[Entries from a dataset of interfaces]
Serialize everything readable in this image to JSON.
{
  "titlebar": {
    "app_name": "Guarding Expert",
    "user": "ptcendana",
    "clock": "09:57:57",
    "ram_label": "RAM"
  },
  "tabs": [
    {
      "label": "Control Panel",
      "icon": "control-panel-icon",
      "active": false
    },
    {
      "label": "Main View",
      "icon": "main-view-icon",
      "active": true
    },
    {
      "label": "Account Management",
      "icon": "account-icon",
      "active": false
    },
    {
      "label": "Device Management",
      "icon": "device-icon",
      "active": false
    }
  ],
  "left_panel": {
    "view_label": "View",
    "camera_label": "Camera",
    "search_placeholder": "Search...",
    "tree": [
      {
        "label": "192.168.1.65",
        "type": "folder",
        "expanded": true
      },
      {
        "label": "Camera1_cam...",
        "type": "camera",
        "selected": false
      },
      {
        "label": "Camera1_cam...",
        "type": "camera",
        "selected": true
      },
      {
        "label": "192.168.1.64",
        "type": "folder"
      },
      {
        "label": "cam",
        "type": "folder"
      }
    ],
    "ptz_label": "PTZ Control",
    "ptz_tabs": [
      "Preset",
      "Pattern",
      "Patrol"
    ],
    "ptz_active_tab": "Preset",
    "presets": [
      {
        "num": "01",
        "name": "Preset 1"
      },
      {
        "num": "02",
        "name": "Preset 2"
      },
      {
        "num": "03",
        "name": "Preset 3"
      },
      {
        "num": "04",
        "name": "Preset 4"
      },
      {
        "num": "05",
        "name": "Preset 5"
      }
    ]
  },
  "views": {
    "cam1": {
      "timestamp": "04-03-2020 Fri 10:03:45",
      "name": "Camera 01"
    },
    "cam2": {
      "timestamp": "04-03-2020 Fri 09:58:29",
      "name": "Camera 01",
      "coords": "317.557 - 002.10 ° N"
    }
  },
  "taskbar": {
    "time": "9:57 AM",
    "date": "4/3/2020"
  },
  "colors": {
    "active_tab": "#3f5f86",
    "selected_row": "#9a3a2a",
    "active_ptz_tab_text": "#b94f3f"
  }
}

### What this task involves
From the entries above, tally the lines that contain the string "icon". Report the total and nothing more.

### Problem solution
4